My notes on Paul Verhoeven’s Benedetta (2020)
Paul Verhoeven has often built films around powerful blonde women who might be minx or martyr, saint or sadist – Renee Soutendijk in The Fourth Man, Sharon Stone in Basic Instinct, Elizabeth Berkley in Showgirls, Carice van Houten in Black Book, Isabelle Huppert in Elle … the actresses even look alike, which extends to less central characters played by Jennifer Jason Leigh and Elisabeth Shue in Flesh + Blood and Hollow Man.
Now, Virginie Efira joins the collection as well-born 17th century Italian nun Benedetta, who lived in the walled city of Pescia. Benedetta seems divinely if absurdly protected from childhood (played by Elena Plonka) – one miracle involves a bird shitting on a bandit’s eye, another a falling statue of the Virgin Mary which doesn’t crush her but does shove a naked wooden breast in her face. The adult Sister Benedetta is somehow able to reconcile a sense of God-given altruistic mission with highly sexualised passion for novice Bartolomea (Daphne Patika), who comes from a much rougher background, and a commitment to convent politics that sees her parlaying dubious stigmata into a boardroom takeover that ousts the abbess (Charlotte Rampling). Local churchmen are happy to go along with Benedetta’s showbusiness miracles, remembering how St Francis turned Assissi from an obscure village to a wealthy pilgrimage destination … but Sister Christina (Louis Chevillotte), the Abbess’ daughter, bristles with so much outrage at the fakery that she exaggerates claims of evidence against the miracle to tragic effect. As a comet casts a sickly light over the walled city of Pescia, the abbess’s attempts to put Benedetta in her place by calling on a higher authority bring the metaphorical plague of a papal nuncio (Lambert Wilson) and his torturers to the city along with the literal pestilence that’s ravaging the countryside. When Benedetta proclaims that Jesus – who she sometimes imagines as an action hero pin-up or lover – has promised to spare the town the plague, has she made a cardinal error … or will fate, God or irony back her up?
In the 1960s and ‘70s, a run of mostly-Italian films with titles like The True Story of the Nun of Monza or Behind Convent Walls (not to mention Ken Russell’s The Devils) tackled similar historic subject matter with exploitative intent – and Verhoeven happily takes an even more explicit, lurid approach. Because she can’t penetrate her lover deep enough with her fingers to satisfy her, Bartolomea takes a small statue of the Virgin Mary Benedetta brought to the convent as a child and carves its lower half into a sacrilegious dildo – used in a sex scene that is later mirrored by a torture sequence involving an implement known as ‘the iron pear’ used to force a betrayal that also involves the sacred sex toy. Verhoeven, as often before, shows his female leads in the throes of sweaty passion but also suffering undignified legal or medical procedures or spattered in blood, mud and other mess.
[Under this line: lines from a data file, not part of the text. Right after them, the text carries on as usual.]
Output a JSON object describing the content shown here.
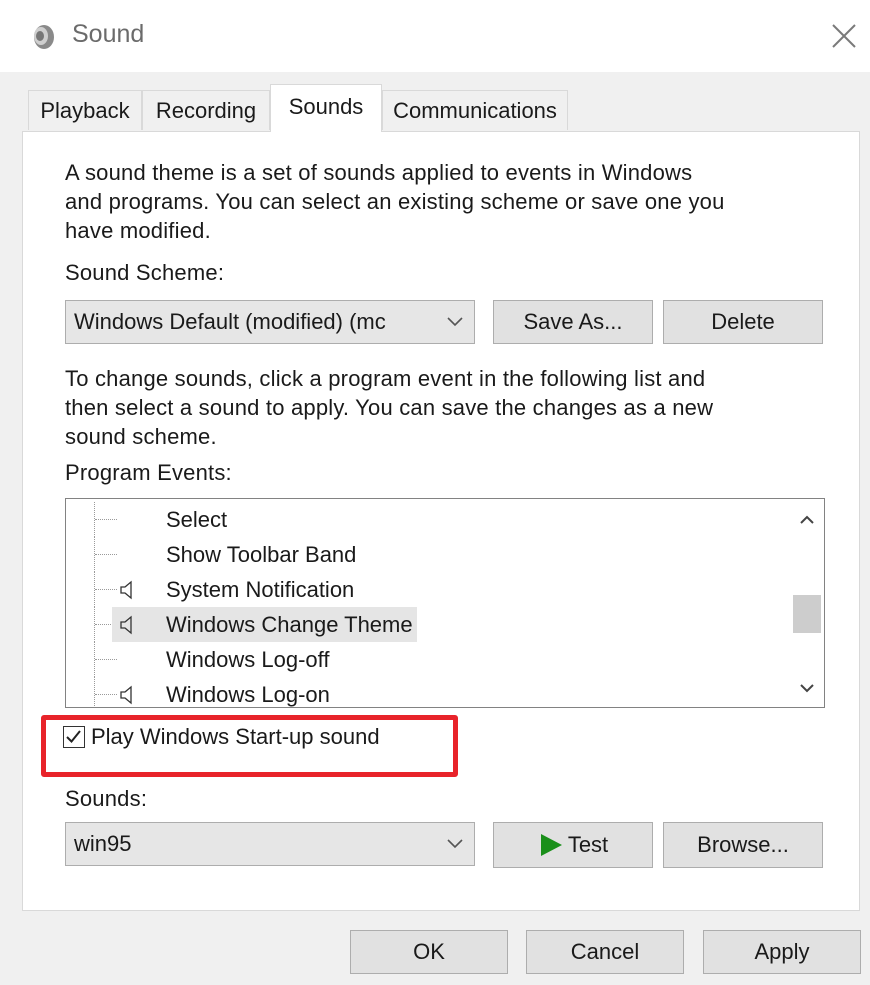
{
  "window": {
    "title": "Sound"
  },
  "tabs": [
    {
      "label": "Playback"
    },
    {
      "label": "Recording"
    },
    {
      "label": "Sounds"
    },
    {
      "label": "Communications"
    }
  ],
  "sounds_tab": {
    "intro_lines": [
      "A sound theme is a set of sounds applied to events in Windows",
      "and programs.  You can select an existing scheme or save one you",
      "have modified."
    ],
    "scheme_label": "Sound Scheme:",
    "scheme_value": "Windows Default (modified) (mc",
    "save_as_label": "Save As...",
    "delete_label": "Delete",
    "instructions_lines": [
      "To change sounds, click a program event in the following list and",
      "then select a sound to apply.  You can save the changes as a new",
      "sound scheme."
    ],
    "program_events_label": "Program Events:",
    "events": [
      {
        "label": "Select",
        "has_sound": false,
        "selected": false
      },
      {
        "label": "Show Toolbar Band",
        "has_sound": false,
        "selected": false
      },
      {
        "label": "System Notification",
        "has_sound": true,
        "selected": false
      },
      {
        "label": "Windows Change Theme",
        "has_sound": true,
        "selected": true
      },
      {
        "label": "Windows Log-off",
        "has_sound": false,
        "selected": false
      },
      {
        "label": "Windows Log-on",
        "has_sound": true,
        "selected": false
      }
    ],
    "startup_checkbox": {
      "label": "Play Windows Start-up sound",
      "checked": true
    },
    "sounds_label": "Sounds:",
    "sound_value": "win95",
    "test_label": "Test",
    "browse_label": "Browse..."
  },
  "footer": {
    "ok_label": "OK",
    "cancel_label": "Cancel",
    "apply_label": "Apply"
  },
  "colors": {
    "highlight": "#e8232a",
    "play": "#1a8f1a",
    "selected_row": "#e5e5e5"
  }
}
Also typical of the director, this is at once a serious film on an important subject – the levels of male and female power in political, sexual and religious systems – and a completely gripping soap opera with multiple twists, turns and surprises … ranging from stretches of earthy humour to moments of physical and spiritual horror. Efira’s Benedetta is a heroine and a monster, unnervingly sure of her own mission and purpose … ferociously self-interested in a way that shocks the otherwise utterly venal Bartolomea (who only becomes a nun because she’s fed up of being raped by her father and brothers) and infuriates the devout Christina (so much that the good woman is tempted to sin) but also genuinely altruist and brave in the service of her community. Most nunsploitation films end with torture and execution – and the climax here does find someone condemned to be burned at the stake – but Verhoeven isn’t the type to deliver a simple downer, and the finale takes an outrageous scenes-we’d-like-to-see approach to the set-up of, say, The Devils. Whether Benedetta is a saint or a psychopath is still up for debate, but the film is amazingly entertaining and a likely contender for cultdom.
This is a marvellous surprise. Verhoeven is back, with a Nunsploitation epic to boot. Will be pleased to buy a ticket and help found the Cult of Benedetta! Strangely enough, just yesterday was musing on how much I appreciate Die Vierte Man – with it’s excellent and subtle insinuation of the Virgin Mary enjoying a quiet and anonymous incarnation, almost peripheral to the main plot and players. Top that Zulawski!